>>

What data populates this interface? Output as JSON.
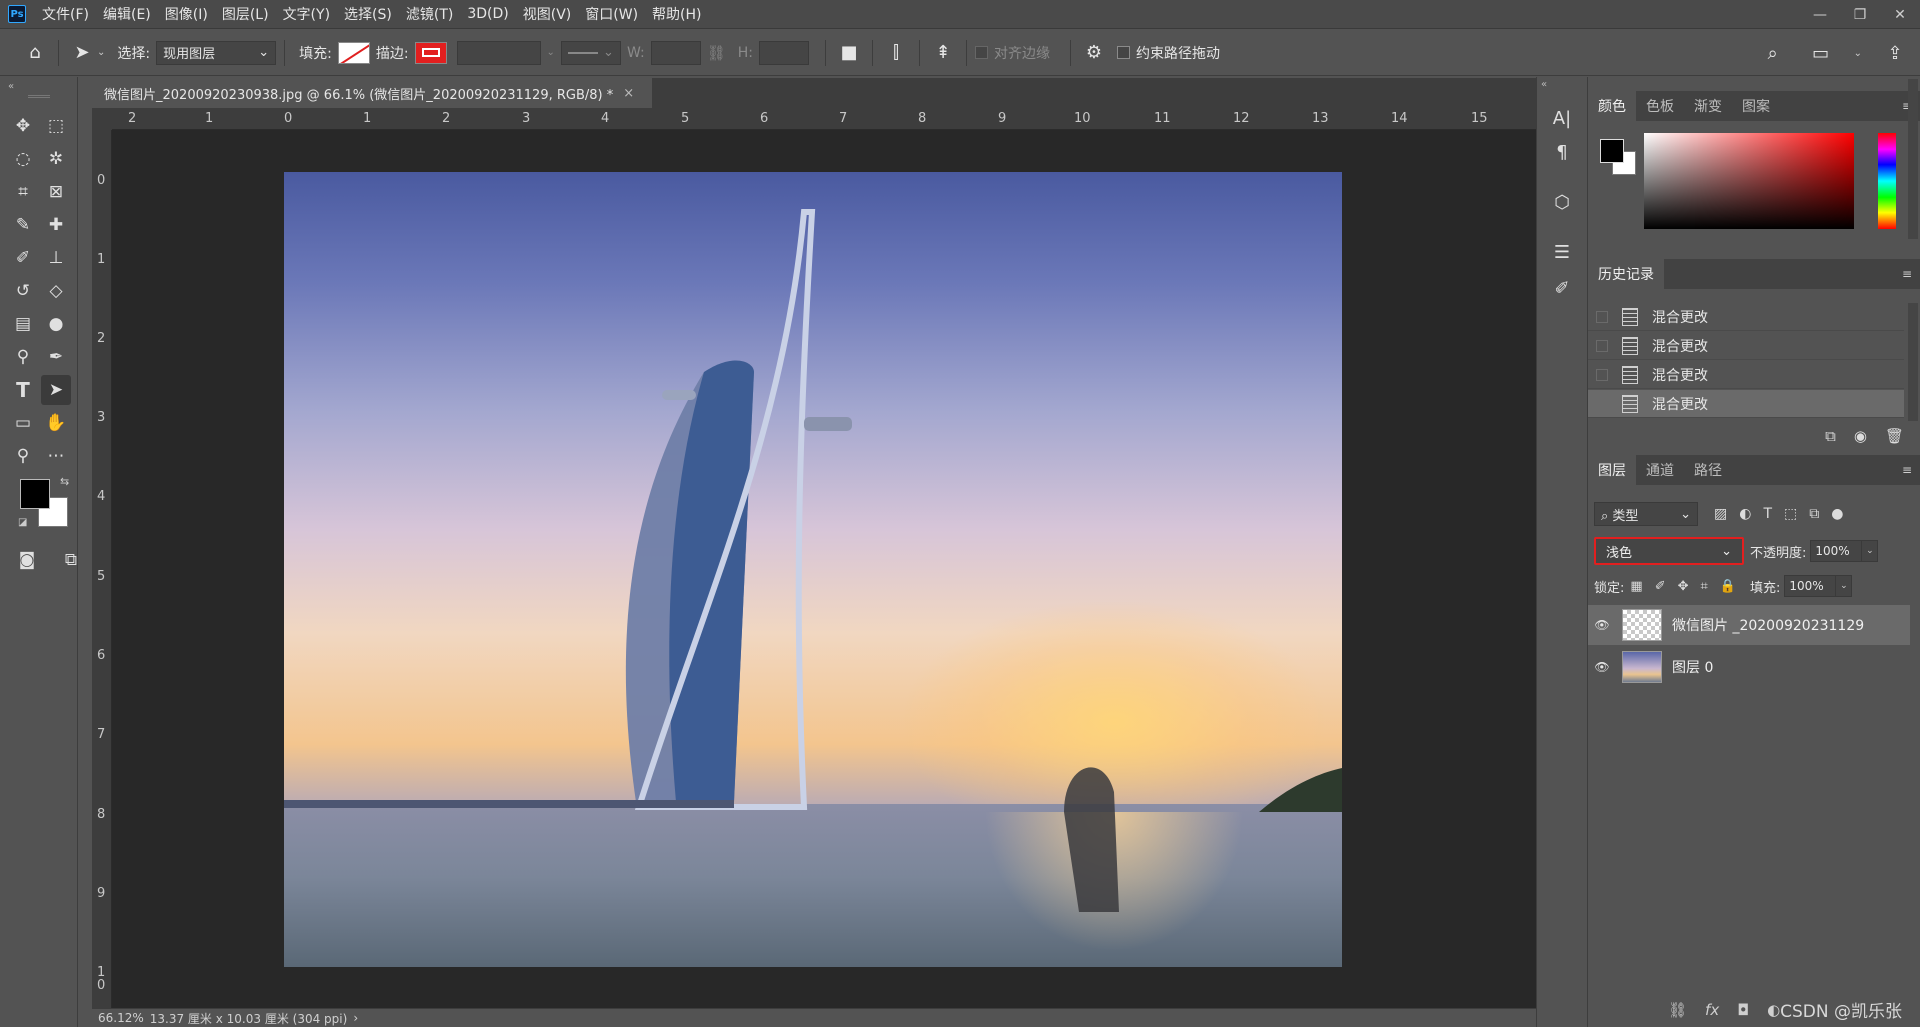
{
  "menubar": {
    "logo": "Ps",
    "items": [
      "文件(F)",
      "编辑(E)",
      "图像(I)",
      "图层(L)",
      "文字(Y)",
      "选择(S)",
      "滤镜(T)",
      "3D(D)",
      "视图(V)",
      "窗口(W)",
      "帮助(H)"
    ],
    "window_controls": [
      "—",
      "❐",
      "✕"
    ]
  },
  "options": {
    "select_label": "选择:",
    "select_value": "现用图层",
    "fill_label": "填充:",
    "stroke_label": "描边:",
    "w_label": "W:",
    "h_label": "H:",
    "align_edges_label": "对齐边缘",
    "constrain_path_label": "约束路径拖动"
  },
  "document": {
    "tab_title": "微信图片_20200920230938.jpg @ 66.1% (微信图片_20200920231129, RGB/8) *",
    "tab_close": "×",
    "ruler_top": [
      "2",
      "1",
      "0",
      "1",
      "2",
      "3",
      "4",
      "5",
      "6",
      "7",
      "8",
      "9",
      "10",
      "11",
      "12",
      "13",
      "14",
      "15"
    ],
    "ruler_left": [
      "0",
      "1",
      "2",
      "3",
      "4",
      "5",
      "6",
      "7",
      "8",
      "9",
      "1 0"
    ]
  },
  "statusbar": {
    "zoom": "66.12%",
    "doc_size": "13.37 厘米 x 10.03 厘米 (304 ppi)",
    "arrow": "›"
  },
  "panels": {
    "color_tabs": [
      "颜色",
      "色板",
      "渐变",
      "图案"
    ],
    "history_tabs": [
      "历史记录"
    ],
    "history_items": [
      "混合更改",
      "混合更改",
      "混合更改",
      "混合更改"
    ],
    "layers_tabs": [
      "图层",
      "通道",
      "路径"
    ],
    "kind_label": "类型",
    "blend_mode": "浅色",
    "opacity_label": "不透明度:",
    "opacity_value": "100%",
    "lock_label": "锁定:",
    "fill_label": "填充:",
    "fill_value": "100%",
    "layers": [
      {
        "name": "微信图片 _20200920231129"
      },
      {
        "name": "图层 0"
      }
    ],
    "menu_glyph": "≡"
  },
  "watermark": "CSDN @凯乐张",
  "colors": {
    "accent_red": "#e21f1f",
    "panel_bg": "#535353",
    "canvas_bg": "#282828"
  }
}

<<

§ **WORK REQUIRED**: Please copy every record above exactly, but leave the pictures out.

§ **RESULT FOR THIS TASK**:
What data populates this interface? Output as JSON.
{
  "menubar": {
    "logo": "Ps",
    "items": [
      "文件(F)",
      "编辑(E)",
      "图像(I)",
      "图层(L)",
      "文字(Y)",
      "选择(S)",
      "滤镜(T)",
      "3D(D)",
      "视图(V)",
      "窗口(W)",
      "帮助(H)"
    ],
    "window_controls": [
      "—",
      "❐",
      "✕"
    ]
  },
  "options": {
    "select_label": "选择:",
    "select_value": "现用图层",
    "fill_label": "填充:",
    "stroke_label": "描边:",
    "w_label": "W:",
    "h_label": "H:",
    "align_edges_label": "对齐边缘",
    "constrain_path_label": "约束路径拖动"
  },
  "document": {
    "tab_title": "微信图片_20200920230938.jpg @ 66.1% (微信图片_20200920231129, RGB/8) *",
    "tab_close": "×",
    "ruler_top": [
      "2",
      "1",
      "0",
      "1",
      "2",
      "3",
      "4",
      "5",
      "6",
      "7",
      "8",
      "9",
      "10",
      "11",
      "12",
      "13",
      "14",
      "15"
    ],
    "ruler_left": [
      "0",
      "1",
      "2",
      "3",
      "4",
      "5",
      "6",
      "7",
      "8",
      "9",
      "1 0"
    ]
  },
  "statusbar": {
    "zoom": "66.12%",
    "doc_size": "13.37 厘米 x 10.03 厘米 (304 ppi)",
    "arrow": "›"
  },
  "panels": {
    "color_tabs": [
      "颜色",
      "色板",
      "渐变",
      "图案"
    ],
    "history_tabs": [
      "历史记录"
    ],
    "history_items": [
      "混合更改",
      "混合更改",
      "混合更改",
      "混合更改"
    ],
    "layers_tabs": [
      "图层",
      "通道",
      "路径"
    ],
    "kind_label": "类型",
    "blend_mode": "浅色",
    "opacity_label": "不透明度:",
    "opacity_value": "100%",
    "lock_label": "锁定:",
    "fill_label": "填充:",
    "fill_value": "100%",
    "layers": [
      {
        "name": "微信图片 _20200920231129"
      },
      {
        "name": "图层 0"
      }
    ],
    "menu_glyph": "≡"
  },
  "watermark": "CSDN @凯乐张",
  "colors": {
    "accent_red": "#e21f1f",
    "panel_bg": "#535353",
    "canvas_bg": "#282828"
  }
}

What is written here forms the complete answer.